** Exercise **
All of the records below need to be copied exactly.

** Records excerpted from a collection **

━━━━━━━━━━━━━━━━━━━━

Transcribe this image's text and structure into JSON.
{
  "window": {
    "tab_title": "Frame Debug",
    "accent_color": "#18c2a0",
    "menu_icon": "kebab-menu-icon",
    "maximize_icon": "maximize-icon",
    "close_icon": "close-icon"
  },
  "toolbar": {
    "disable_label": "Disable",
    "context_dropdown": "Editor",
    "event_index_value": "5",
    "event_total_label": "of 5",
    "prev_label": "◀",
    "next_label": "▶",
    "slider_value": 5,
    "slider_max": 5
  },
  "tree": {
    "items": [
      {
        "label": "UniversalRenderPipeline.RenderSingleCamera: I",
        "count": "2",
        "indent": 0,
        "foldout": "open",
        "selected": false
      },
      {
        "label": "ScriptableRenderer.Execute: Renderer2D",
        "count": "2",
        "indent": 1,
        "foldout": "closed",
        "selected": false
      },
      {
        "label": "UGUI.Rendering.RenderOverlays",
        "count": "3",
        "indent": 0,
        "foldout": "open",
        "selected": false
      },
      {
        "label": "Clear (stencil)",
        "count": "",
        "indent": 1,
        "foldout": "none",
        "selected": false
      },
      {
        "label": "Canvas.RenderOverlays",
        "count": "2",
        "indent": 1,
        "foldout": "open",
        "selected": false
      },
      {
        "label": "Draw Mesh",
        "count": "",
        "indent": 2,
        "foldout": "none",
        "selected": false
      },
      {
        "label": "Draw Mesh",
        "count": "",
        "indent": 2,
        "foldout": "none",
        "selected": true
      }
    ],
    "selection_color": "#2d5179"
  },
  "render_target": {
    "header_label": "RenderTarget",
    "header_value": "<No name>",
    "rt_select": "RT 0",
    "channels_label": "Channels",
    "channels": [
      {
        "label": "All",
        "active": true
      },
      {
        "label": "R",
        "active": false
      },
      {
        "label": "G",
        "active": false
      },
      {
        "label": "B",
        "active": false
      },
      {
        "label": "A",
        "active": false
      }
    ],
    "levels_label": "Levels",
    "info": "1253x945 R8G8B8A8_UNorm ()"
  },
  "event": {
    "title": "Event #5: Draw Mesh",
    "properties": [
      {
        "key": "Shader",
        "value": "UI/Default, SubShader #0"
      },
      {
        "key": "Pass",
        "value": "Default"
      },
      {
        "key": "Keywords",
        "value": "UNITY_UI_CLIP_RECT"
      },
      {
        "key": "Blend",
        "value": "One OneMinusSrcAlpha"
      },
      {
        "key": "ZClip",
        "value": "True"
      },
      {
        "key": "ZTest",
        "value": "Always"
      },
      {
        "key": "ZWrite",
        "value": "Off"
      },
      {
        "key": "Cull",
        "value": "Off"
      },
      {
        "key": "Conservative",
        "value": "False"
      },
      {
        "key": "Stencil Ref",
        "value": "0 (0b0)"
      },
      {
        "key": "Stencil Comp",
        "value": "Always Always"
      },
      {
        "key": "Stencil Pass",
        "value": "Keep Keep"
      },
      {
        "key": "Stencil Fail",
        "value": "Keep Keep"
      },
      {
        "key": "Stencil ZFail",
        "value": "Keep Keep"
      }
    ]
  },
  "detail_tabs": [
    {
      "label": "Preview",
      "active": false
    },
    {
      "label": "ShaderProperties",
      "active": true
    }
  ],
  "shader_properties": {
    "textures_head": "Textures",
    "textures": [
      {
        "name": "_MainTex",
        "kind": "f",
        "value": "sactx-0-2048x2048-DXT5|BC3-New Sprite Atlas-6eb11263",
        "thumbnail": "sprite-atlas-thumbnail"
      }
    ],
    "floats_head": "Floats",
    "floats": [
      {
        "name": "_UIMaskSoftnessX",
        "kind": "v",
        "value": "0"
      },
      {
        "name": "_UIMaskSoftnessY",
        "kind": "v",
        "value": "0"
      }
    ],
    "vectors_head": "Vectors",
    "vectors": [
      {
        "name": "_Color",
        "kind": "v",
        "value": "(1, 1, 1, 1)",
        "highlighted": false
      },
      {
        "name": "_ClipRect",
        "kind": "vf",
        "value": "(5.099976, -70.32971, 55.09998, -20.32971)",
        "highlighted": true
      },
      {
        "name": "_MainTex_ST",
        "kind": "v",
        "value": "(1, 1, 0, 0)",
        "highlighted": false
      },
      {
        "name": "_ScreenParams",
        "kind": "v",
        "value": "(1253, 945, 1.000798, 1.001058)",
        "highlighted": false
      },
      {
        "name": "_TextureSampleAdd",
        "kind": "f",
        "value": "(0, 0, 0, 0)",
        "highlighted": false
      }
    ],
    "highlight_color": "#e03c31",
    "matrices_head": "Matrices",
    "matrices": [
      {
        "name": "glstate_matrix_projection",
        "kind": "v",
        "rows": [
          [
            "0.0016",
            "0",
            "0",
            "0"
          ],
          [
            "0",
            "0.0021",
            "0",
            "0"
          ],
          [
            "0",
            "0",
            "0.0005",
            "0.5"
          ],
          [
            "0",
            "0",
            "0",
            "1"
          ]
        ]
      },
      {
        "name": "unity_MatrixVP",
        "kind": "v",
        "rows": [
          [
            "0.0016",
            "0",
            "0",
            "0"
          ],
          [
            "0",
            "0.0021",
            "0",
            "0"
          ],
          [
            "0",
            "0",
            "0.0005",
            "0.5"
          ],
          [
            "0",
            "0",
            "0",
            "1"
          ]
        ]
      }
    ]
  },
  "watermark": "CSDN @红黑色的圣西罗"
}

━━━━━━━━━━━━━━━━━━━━

** Answer space **
Transcribe this image's text and structure into JSON.
{
  "window": {
    "tab_title": "Frame Debug",
    "accent_color": "#18c2a0",
    "menu_icon": "kebab-menu-icon",
    "maximize_icon": "maximize-icon",
    "close_icon": "close-icon"
  },
  "toolbar": {
    "disable_label": "Disable",
    "context_dropdown": "Editor",
    "event_index_value": "5",
    "event_total_label": "of 5",
    "prev_label": "◀",
    "next_label": "▶",
    "slider_value": 5,
    "slider_max": 5
  },
  "tree": {
    "items": [
      {
        "label": "UniversalRenderPipeline.RenderSingleCamera: I",
        "count": "2",
        "indent": 0,
        "foldout": "open",
        "selected": false
      },
      {
        "label": "ScriptableRenderer.Execute: Renderer2D",
        "count": "2",
        "indent": 1,
        "foldout": "closed",
        "selected": false
      },
      {
        "label": "UGUI.Rendering.RenderOverlays",
        "count": "3",
        "indent": 0,
        "foldout": "open",
        "selected": false
      },
      {
        "label": "Clear (stencil)",
        "count": "",
        "indent": 1,
        "foldout": "none",
        "selected": false
      },
      {
        "label": "Canvas.RenderOverlays",
        "count": "2",
        "indent": 1,
        "foldout": "open",
        "selected": false
      },
      {
        "label": "Draw Mesh",
        "count": "",
        "indent": 2,
        "foldout": "none",
        "selected": false
      },
      {
        "label": "Draw Mesh",
        "count": "",
        "indent": 2,
        "foldout": "none",
        "selected": true
      }
    ],
    "selection_color": "#2d5179"
  },
  "render_target": {
    "header_label": "RenderTarget",
    "header_value": "<No name>",
    "rt_select": "RT 0",
    "channels_label": "Channels",
    "channels": [
      {
        "label": "All",
        "active": true
      },
      {
        "label": "R",
        "active": false
      },
      {
        "label": "G",
        "active": false
      },
      {
        "label": "B",
        "active": false
      },
      {
        "label": "A",
        "active": false
      }
    ],
    "levels_label": "Levels",
    "info": "1253x945 R8G8B8A8_UNorm ()"
  },
  "event": {
    "title": "Event #5: Draw Mesh",
    "properties": [
      {
        "key": "Shader",
        "value": "UI/Default, SubShader #0"
      },
      {
        "key": "Pass",
        "value": "Default"
      },
      {
        "key": "Keywords",
        "value": "UNITY_UI_CLIP_RECT"
      },
      {
        "key": "Blend",
        "value": "One OneMinusSrcAlpha"
      },
      {
        "key": "ZClip",
        "value": "True"
      },
      {
        "key": "ZTest",
        "value": "Always"
      },
      {
        "key": "ZWrite",
        "value": "Off"
      },
      {
        "key": "Cull",
        "value": "Off"
      },
      {
        "key": "Conservative",
        "value": "False"
      },
      {
        "key": "Stencil Ref",
        "value": "0 (0b0)"
      },
      {
        "key": "Stencil Comp",
        "value": "Always Always"
      },
      {
        "key": "Stencil Pass",
        "value": "Keep Keep"
      },
      {
        "key": "Stencil Fail",
        "value": "Keep Keep"
      },
      {
        "key": "Stencil ZFail",
        "value": "Keep Keep"
      }
    ]
  },
  "detail_tabs": [
    {
      "label": "Preview",
      "active": false
    },
    {
      "label": "ShaderProperties",
      "active": true
    }
  ],
  "shader_properties": {
    "textures_head": "Textures",
    "textures": [
      {
        "name": "_MainTex",
        "kind": "f",
        "value": "sactx-0-2048x2048-DXT5|BC3-New Sprite Atlas-6eb11263",
        "thumbnail": "sprite-atlas-thumbnail"
      }
    ],
    "floats_head": "Floats",
    "floats": [
      {
        "name": "_UIMaskSoftnessX",
        "kind": "v",
        "value": "0"
      },
      {
        "name": "_UIMaskSoftnessY",
        "kind": "v",
        "value": "0"
      }
    ],
    "vectors_head": "Vectors",
    "vectors": [
      {
        "name": "_Color",
        "kind": "v",
        "value": "(1, 1, 1, 1)",
        "highlighted": false
      },
      {
        "name": "_ClipRect",
        "kind": "vf",
        "value": "(5.099976, -70.32971, 55.09998, -20.32971)",
        "highlighted": true
      },
      {
        "name": "_MainTex_ST",
        "kind": "v",
        "value": "(1, 1, 0, 0)",
        "highlighted": false
      },
      {
        "name": "_ScreenParams",
        "kind": "v",
        "value": "(1253, 945, 1.000798, 1.001058)",
        "highlighted": false
      },
      {
        "name": "_TextureSampleAdd",
        "kind": "f",
        "value": "(0, 0, 0, 0)",
        "highlighted": false
      }
    ],
    "highlight_color": "#e03c31",
    "matrices_head": "Matrices",
    "matrices": [
      {
        "name": "glstate_matrix_projection",
        "kind": "v",
        "rows": [
          [
            "0.0016",
            "0",
            "0",
            "0"
          ],
          [
            "0",
            "0.0021",
            "0",
            "0"
          ],
          [
            "0",
            "0",
            "0.0005",
            "0.5"
          ],
          [
            "0",
            "0",
            "0",
            "1"
          ]
        ]
      },
      {
        "name": "unity_MatrixVP",
        "kind": "v",
        "rows": [
          [
            "0.0016",
            "0",
            "0",
            "0"
          ],
          [
            "0",
            "0.0021",
            "0",
            "0"
          ],
          [
            "0",
            "0",
            "0.0005",
            "0.5"
          ],
          [
            "0",
            "0",
            "0",
            "1"
          ]
        ]
      }
    ]
  },
  "watermark": "CSDN @红黑色的圣西罗"
}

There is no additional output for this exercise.